INSIGHT-Levy's Brazil austerity plan under growing fire in Congress
By Alonso Soto and Brian Winter
BRASILIA/SAO PAULO May 8 (Reuters) - Brazil Finance Minister Joaquim Levy's four-month-old austerity plan is encountering growing resistance in Congress, as some legislators say his policies may deepen a looming recession.
This week, leaders in President Dilma Rousseff's own Workers' Party refused to pass a reduction in social welfare benefits designed to save the government 9 billion reais ($2.9 billion) this year. Instead, the House of Deputies narrowly passed a watered-down version of the bill that reduced the measures' estimated savings by at least 2 billion reais.

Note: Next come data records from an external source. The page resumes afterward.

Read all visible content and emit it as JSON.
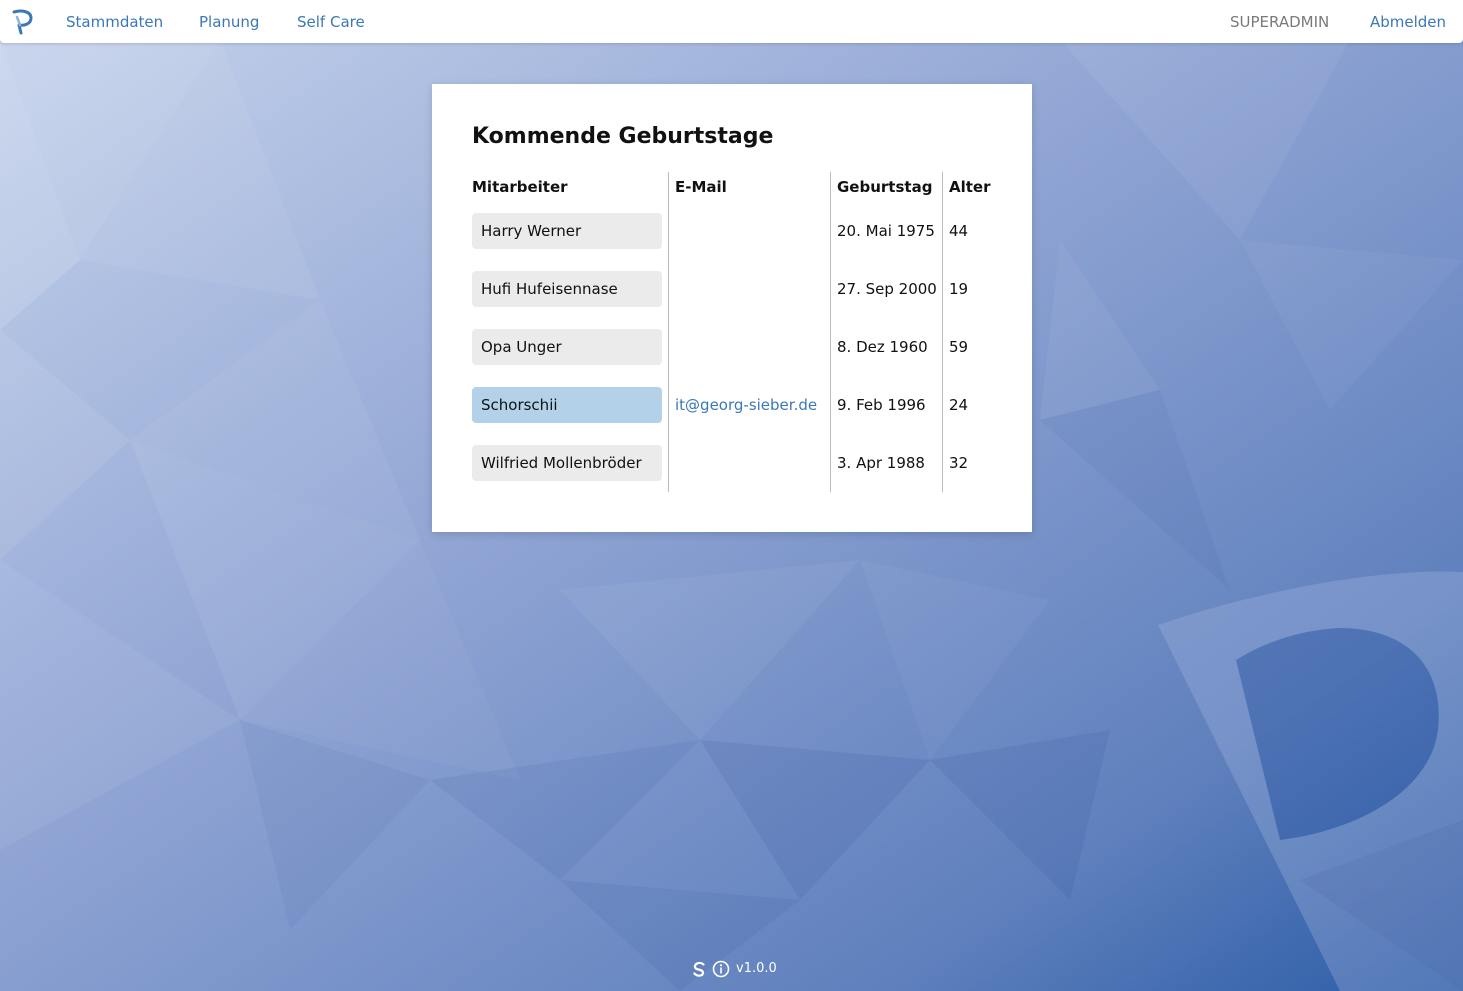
{
  "nav": {
    "links": [
      "Stammdaten",
      "Planung",
      "Self Care"
    ],
    "user": "SUPERADMIN",
    "logout": "Abmelden"
  },
  "birthdays": {
    "title": "Kommende Geburtstage",
    "columns": [
      "Mitarbeiter",
      "E-Mail",
      "Geburtstag",
      "Alter"
    ],
    "rows": [
      {
        "name": "Harry Werner",
        "email": "",
        "birthday": "20. Mai 1975",
        "age": "44",
        "active": false
      },
      {
        "name": "Hufi Hufeisennase",
        "email": "",
        "birthday": "27. Sep 2000",
        "age": "19",
        "active": false
      },
      {
        "name": "Opa Unger",
        "email": "",
        "birthday": "8. Dez 1960",
        "age": "59",
        "active": false
      },
      {
        "name": "Schorschii",
        "email": "it@georg-sieber.de",
        "birthday": "9. Feb 1996",
        "age": "24",
        "active": true
      },
      {
        "name": "Wilfried Mollenbröder",
        "email": "",
        "birthday": "3. Apr 1988",
        "age": "32",
        "active": false
      }
    ]
  },
  "footer": {
    "version": "v1.0.0"
  },
  "colors": {
    "accent": "#3b78b8",
    "active_row": "#b3d2ea",
    "pill": "#ebebeb",
    "bg_light": "#c9d6ee",
    "bg_dark": "#2c5ea8"
  },
  "icons": {
    "logo": "p-logo-icon",
    "footer_left": "s-logo-icon",
    "footer_info": "info-circle-icon"
  }
}
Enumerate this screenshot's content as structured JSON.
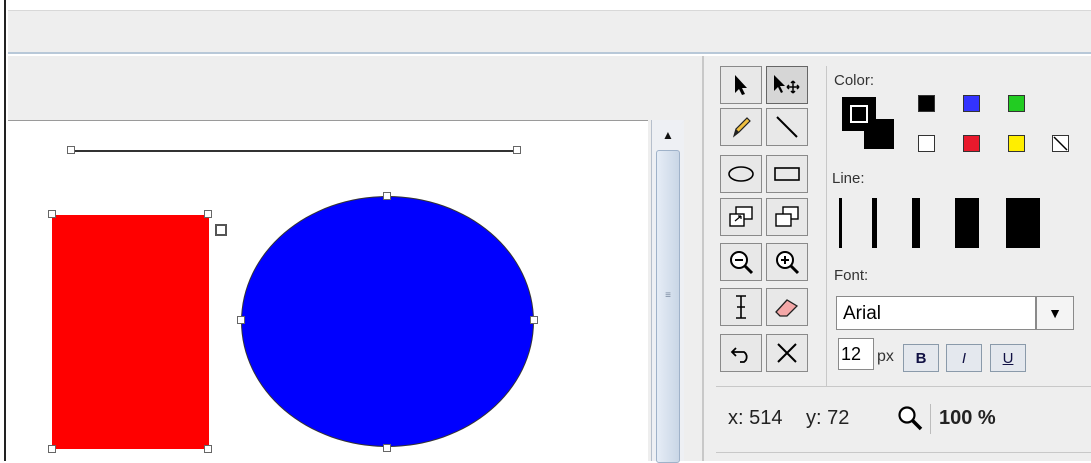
{
  "canvas": {
    "shapes": [
      "line-shape",
      "red-rectangle",
      "blue-ellipse"
    ],
    "colors": {
      "rect_fill": "#ff0000",
      "ellipse_fill": "#0000ff"
    }
  },
  "scrollbar": {
    "up_arrow": "▲",
    "grip": "≡"
  },
  "tools": {
    "select": "select-arrow-icon",
    "move": "move-arrow-icon",
    "pencil": "pencil-icon",
    "line": "line-icon",
    "ellipse": "ellipse-icon",
    "rectangle": "rectangle-icon",
    "resize_image": "resize-image-icon",
    "duplicate": "duplicate-icon",
    "zoom_out": "zoom-out-icon",
    "zoom_in": "zoom-in-icon",
    "text": "text-cursor-icon",
    "eraser": "eraser-icon",
    "undo": "undo-icon",
    "delete": "delete-x-icon"
  },
  "panel": {
    "color_label": "Color:",
    "line_label": "Line:",
    "font_label": "Font:",
    "font_name": "Arial",
    "font_size": "12",
    "size_unit": "px",
    "bold_label": "B",
    "italic_label": "I",
    "underline_label": "U",
    "dropdown_arrow": "▼"
  },
  "palette": [
    "#000000",
    "#3333ff",
    "#22cc22",
    "#ffffff",
    "#e8192c",
    "#ffee00",
    "none"
  ],
  "line_widths": [
    2,
    4,
    7,
    10,
    13
  ],
  "status": {
    "x_label": "x: 514",
    "y_label": "y: 72",
    "zoom": "100 %"
  }
}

Even though the Bovespa share index is up about 16 percent since Levy took office, the unemployment rate is still rising and so is the nation's primary deficit, raising questions about whether his plan of budget cuts and tax increases will put Brazil's finances in order after years of high deficits and disappointing growth.

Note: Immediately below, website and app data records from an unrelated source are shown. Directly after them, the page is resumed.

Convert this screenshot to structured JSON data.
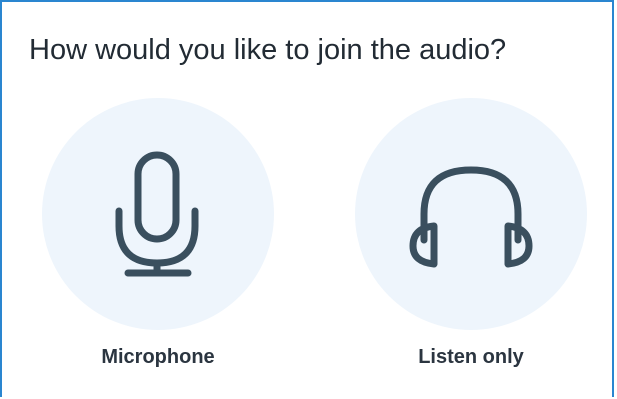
{
  "dialog": {
    "title": "How would you like to join the audio?",
    "options": [
      {
        "label": "Microphone",
        "icon": "microphone-icon"
      },
      {
        "label": "Listen only",
        "icon": "headphones-icon"
      }
    ]
  },
  "colors": {
    "border": "#2a86d0",
    "circle_bg": "#eef5fc",
    "icon": "#3a4f5e",
    "text": "#222b34"
  }
}
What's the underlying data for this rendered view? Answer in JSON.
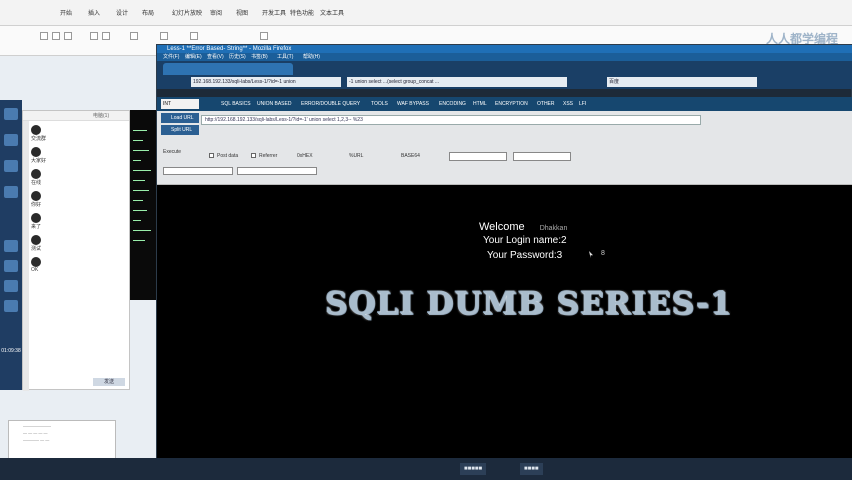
{
  "office": {
    "tabs": [
      "开始",
      "插入",
      "设计",
      "布局",
      "幻灯片放映",
      "审阅",
      "视图",
      "开发工具",
      "特色功能",
      "文本工具"
    ],
    "watermark": "人人都学编程"
  },
  "qq": {
    "time": "01:09:38",
    "chat_header": "电脑(1)",
    "messages": [
      "交流群",
      "大家好",
      "在线",
      "你好",
      "来了",
      "测试",
      "OK"
    ],
    "send_button": "发送"
  },
  "browser": {
    "title": "Less-1 **Error Based- String** - Mozilla Firefox",
    "menu": [
      "文件(F)",
      "编辑(E)",
      "查看(V)",
      "历史(S)",
      "书签(B)",
      "工具(T)",
      "帮助(H)"
    ],
    "url": "192.168.192.133/sqli-labs/Less-1/?id=-1 union ",
    "search": "-1 union select ...(select group_concat ...",
    "search_engine": "百度"
  },
  "hackbar": {
    "select": "INT",
    "menu": [
      "SQL BASICS",
      "UNION BASED",
      "ERROR/DOUBLE QUERY",
      "TOOLS",
      "WAF BYPASS",
      "ENCODING",
      "HTML",
      "ENCRYPTION",
      "OTHER",
      "XSS",
      "LFI"
    ],
    "load_url": "Load URL",
    "split_url": "Split URL",
    "execute": "Execute",
    "url_value": "http://192.168.192.133/sqli-labs/Less-1/?id=-1' union select 1,2,3-- %23",
    "options": [
      "Post data",
      "Referrer",
      "0xHEX",
      "%URL",
      "BASE64"
    ]
  },
  "page": {
    "welcome_label": "Welcome",
    "welcome_name": "Dhakkan",
    "login_name": "Your Login name:2",
    "password": "Your Password:3",
    "extra": "8",
    "banner": "SQLI DUMB SERIES-1"
  }
}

"(Levy) is shooting himself in the foot," Paulo Paim, a senior Workers' Party senator who introduced many of the changes in the watered-down bill, told Reuters. "I don't think these measures will make us grow more in the future. They make the recession worse."
Brazil's economy has been stagnant for most of the past four years, and is expected to shrink 1.2 percent this year, according to the average forecast of economists in a weekly central bank poll. Rousseff's generous spending and tax breaks in her first term left Brazil with an overall deficit of 7.8 percent of GDP in the 12 months through March, and contributed to annual inflation currently at 8.2 percent, well above the government's 4.5 percent target.

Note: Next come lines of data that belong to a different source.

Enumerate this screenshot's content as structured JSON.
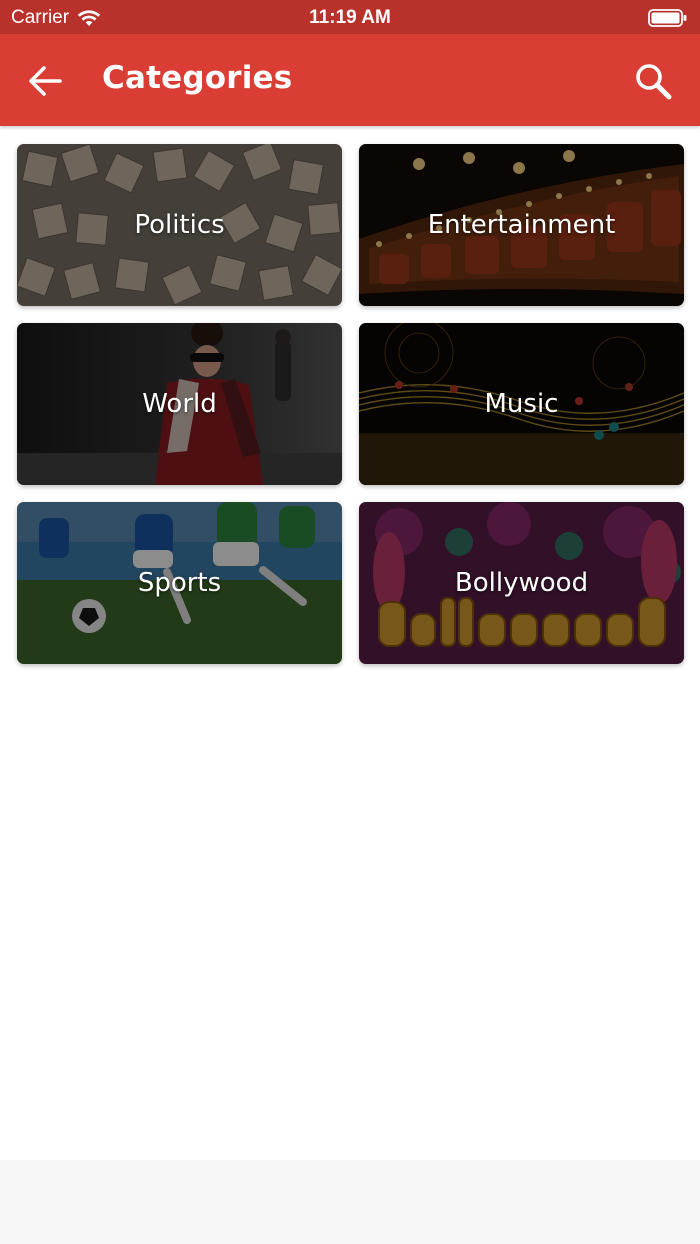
{
  "status_bar": {
    "carrier": "Carrier",
    "time": "11:19 AM"
  },
  "header": {
    "title": "Categories",
    "back_icon": "arrow-left-icon",
    "search_icon": "search-icon",
    "background": "#d93d33"
  },
  "categories": [
    {
      "label": "Politics"
    },
    {
      "label": "Entertainment"
    },
    {
      "label": "World"
    },
    {
      "label": "Music"
    },
    {
      "label": "Sports"
    },
    {
      "label": "Bollywood"
    }
  ]
}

The time has come for Levy to show austerity "was in fact necessary," Leonardo Picciani, the allied Brazilian Democratic Movement Party's (PMDB) leader in the lower house, told Reuters. "Once the house is in order, we need economic growth to come back." Continuación...